While the term "emotional intelligence" was first defined in 1990 by psychologists John D. Mayer and Peter Salovey (the latter went on to become president of Yale), it took the 1995 release of Daniel Goleman's Emotional Intelligence to popularize the concept.
Like most lasting ideas, the importance of emotional intelligence seems obvious in hindsight. Research shows developing greater emotional intelligence can lead to higher performance and pay as well as better professional and personal relationships.
As Inc. colleague Justin Bariso defines it, emotional intelligence is the ability to make emotions work for and not against you.
The obvious part? The better you can understand and manage your emotions -- and the emotions of people around you -- the greater your chances of success.
Which means most of us feel like we're emotionally intelligent. After all, I (mostly) manage my emotions. And I'm sometimes able to both motivate and inspire other people, as well as talk them down from an emotional ledge.
But that doesn't mean I have high emotional intelligence -- which is why Goleman recently distilled emotional intelligence into four domains and 12 core competencies.
Here they are:
Domain 1: Self-Awareness
1. Emotional self-awareness
Domain 2: Self-Management
2. Emotional self-control
4. Achievement orientation
5. Positive outlook
Domain 3: Social Awareness
7. Organizational awareness
Domain 4: Relationship Management
9. Coach and mentor
10. Conflict management
12. Inspirational leadership
Self-awareness is fairly self-evident: knowing what you feel, why you feel that way, and how those feelings either help or hinder you. And knowing your strengths and weaknesses and when to ask for help.
Self-management is also obvious. Managing how you respond, especially in times of stress, conflict, or adversity. Staying focused on your goals. As Jeff Bezos puts it, a sign of high intelligence is the willingness to change your mind when you uncover new information or new perspectives.
In simple terms, social awareness is empathy: listening to others, paying attention to others, and finding common ground. The ability to put yourself in other people's shoes -- or, more broadly, to put yourself in your organization's "shoes."

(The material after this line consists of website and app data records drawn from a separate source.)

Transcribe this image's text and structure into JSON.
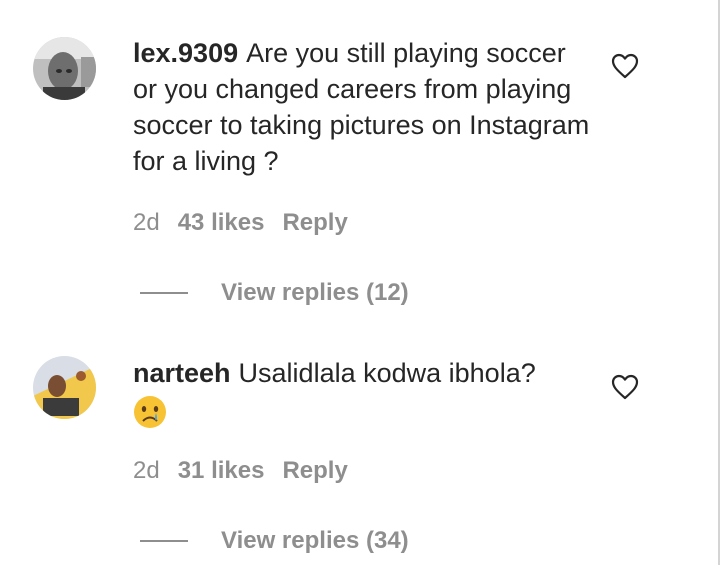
{
  "comments": [
    {
      "username": "lex.9309",
      "text": "Are you still playing soccer or you changed careers from playing soccer to taking pictures on Instagram for a living ?",
      "time": "2d",
      "likes": "43 likes",
      "reply": "Reply",
      "view_replies": "View replies (12)",
      "avatar_icon": "user-photo-avatar",
      "heart_icon": "heart-outline-icon"
    },
    {
      "username": "narteeh",
      "text": "Usalidlala kodwa ibhola?",
      "emoji": "crying-face-emoji",
      "time": "2d",
      "likes": "31 likes",
      "reply": "Reply",
      "view_replies": "View replies (34)",
      "avatar_icon": "user-photo-avatar",
      "heart_icon": "heart-outline-icon"
    }
  ],
  "colors": {
    "text": "#262626",
    "secondary": "#8e8e8e",
    "background": "#ffffff"
  }
}
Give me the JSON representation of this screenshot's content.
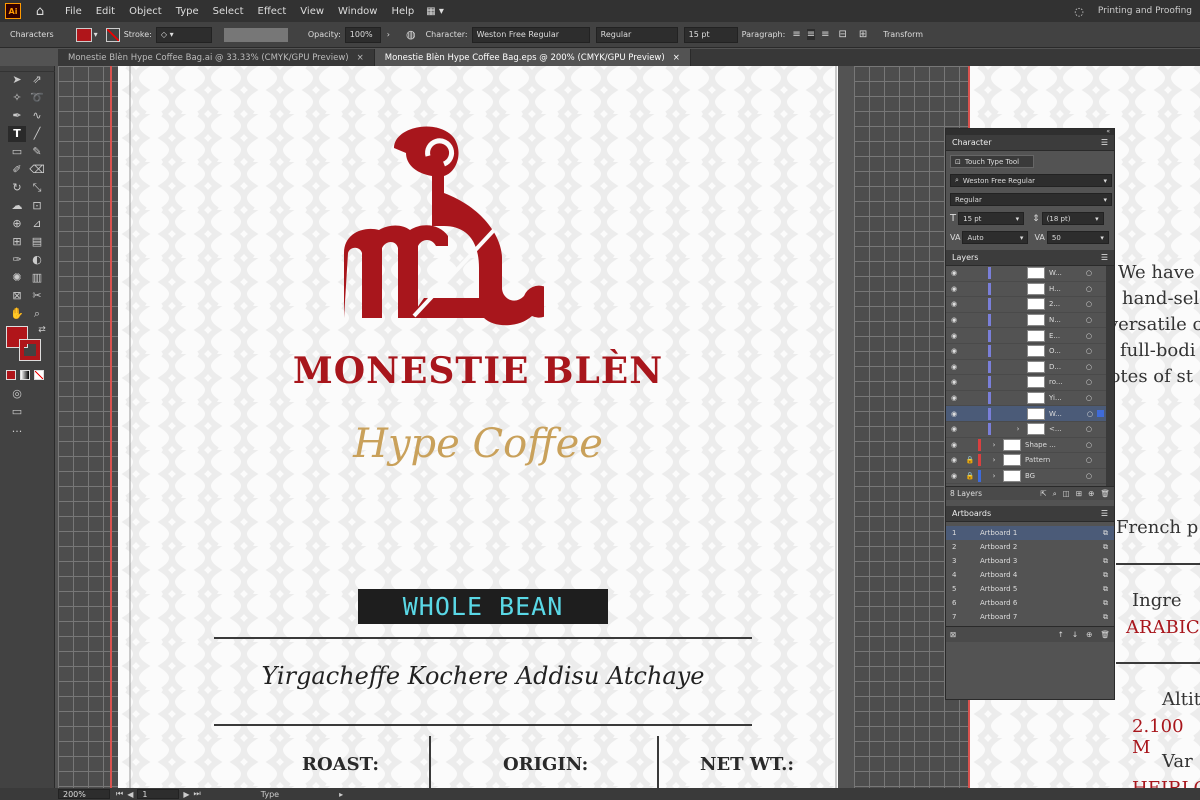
{
  "app": {
    "icon_label": "Ai",
    "workspace": "Printing and Proofing"
  },
  "menu": [
    "File",
    "Edit",
    "Object",
    "Type",
    "Select",
    "Effect",
    "View",
    "Window",
    "Help"
  ],
  "control": {
    "panel_label": "Characters",
    "stroke_label": "Stroke:",
    "opacity_label": "Opacity:",
    "opacity_value": "100%",
    "character_label": "Character:",
    "font": "Weston Free Regular",
    "style": "Regular",
    "size": "15 pt",
    "paragraph_label": "Paragraph:",
    "transform_label": "Transform"
  },
  "tabs": [
    {
      "label": "Monestie Blèn Hype Coffee Bag.ai @ 33.33% (CMYK/GPU Preview)",
      "active": false
    },
    {
      "label": "Monestie Blèn Hype Coffee Bag.eps @ 200% (CMYK/GPU Preview)",
      "active": true
    }
  ],
  "artboard": {
    "brand": "MONESTIE BLÈN",
    "tagline": "Hype Coffee",
    "badge": "WHOLE BEAN",
    "origin_script": "Yirgacheffe Kochere Addisu Atchaye",
    "fields": [
      "ROAST:",
      "ORIGIN:",
      "NET WT.:"
    ]
  },
  "artboard2": {
    "lines": [
      "We have",
      "hand-sel",
      "versatile c",
      "full-bodi",
      "notes of st"
    ],
    "french": "French p",
    "ingr_label": "Ingre",
    "ingr_value": "ARABIC",
    "alt_label": "Altit",
    "alt_value": "2.100 M",
    "var_label": "Var",
    "var_value": "HEIRLO"
  },
  "character_panel": {
    "title": "Character",
    "touch_type": "Touch Type Tool",
    "font": "Weston Free Regular",
    "style": "Regular",
    "size": "15 pt",
    "leading": "(18 pt)",
    "kerning": "Auto",
    "tracking": "50"
  },
  "layers_panel": {
    "title": "Layers",
    "count": "8 Layers",
    "rows": [
      {
        "name": "W...",
        "selected": false
      },
      {
        "name": "H...",
        "selected": false
      },
      {
        "name": "2...",
        "selected": false
      },
      {
        "name": "N...",
        "selected": false
      },
      {
        "name": "E...",
        "selected": false
      },
      {
        "name": "O...",
        "selected": false
      },
      {
        "name": "D...",
        "selected": false
      },
      {
        "name": "ro...",
        "selected": false
      },
      {
        "name": "Yi...",
        "selected": false
      },
      {
        "name": "W...",
        "selected": true
      },
      {
        "name": "<...",
        "selected": false
      },
      {
        "name": "Shape ...",
        "selected": false
      },
      {
        "name": "Pattern",
        "selected": false
      },
      {
        "name": "BG",
        "selected": false
      }
    ]
  },
  "artboards_panel": {
    "title": "Artboards",
    "rows": [
      {
        "num": "1",
        "name": "Artboard 1"
      },
      {
        "num": "2",
        "name": "Artboard 2"
      },
      {
        "num": "3",
        "name": "Artboard 3"
      },
      {
        "num": "4",
        "name": "Artboard 4"
      },
      {
        "num": "5",
        "name": "Artboard 5"
      },
      {
        "num": "6",
        "name": "Artboard 6"
      },
      {
        "num": "7",
        "name": "Artboard 7"
      }
    ]
  },
  "status": {
    "zoom": "200%",
    "page": "1",
    "tool": "Type"
  },
  "colors": {
    "brand_red": "#a8161c",
    "gold": "#c9a15b",
    "badge_text": "#5ad8e6",
    "panel_sel": "#4b5b78"
  }
}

Relationship management involves a number of skills. Motivating others. Mentoring others. Dealing effectively with conflict. Applying an occasional dose of tough love (in pursuit of a positive, not negative outcome).
Referring to the four domains, Justin writes:
Each of the four abilities is interconnected and naturally complements the others; however, one isn't always dependent on another. You will naturally excel at certain aspects of the four abilities and display weaknesses in others. For example, you may be great at perceiving your own emotions, yet you struggle to manage those feelings.
The key to strengthening your emotional intelligence is first to identify your personal traits and tendencies and then to develop strategies to maximize your strengths and minimize your weaknesses.
To do that, take a second and skim the domains and competencies again.
Some will immediately jump out as weaknesses. (For me, conflict management, organizational awareness, and coaching and mentoring are definite areas for improvement, in part because for the past 10 years or so I've experienced far fewer situations where those skills are necessary.)
Then pick one area of weakness and get to work. (Here are 10 ways to increase your emotional intelligence.)
Since the domains are complementary, improving that competency will naturally increase your emotional intelligence in other domains and competencies.
And increase your chances of success.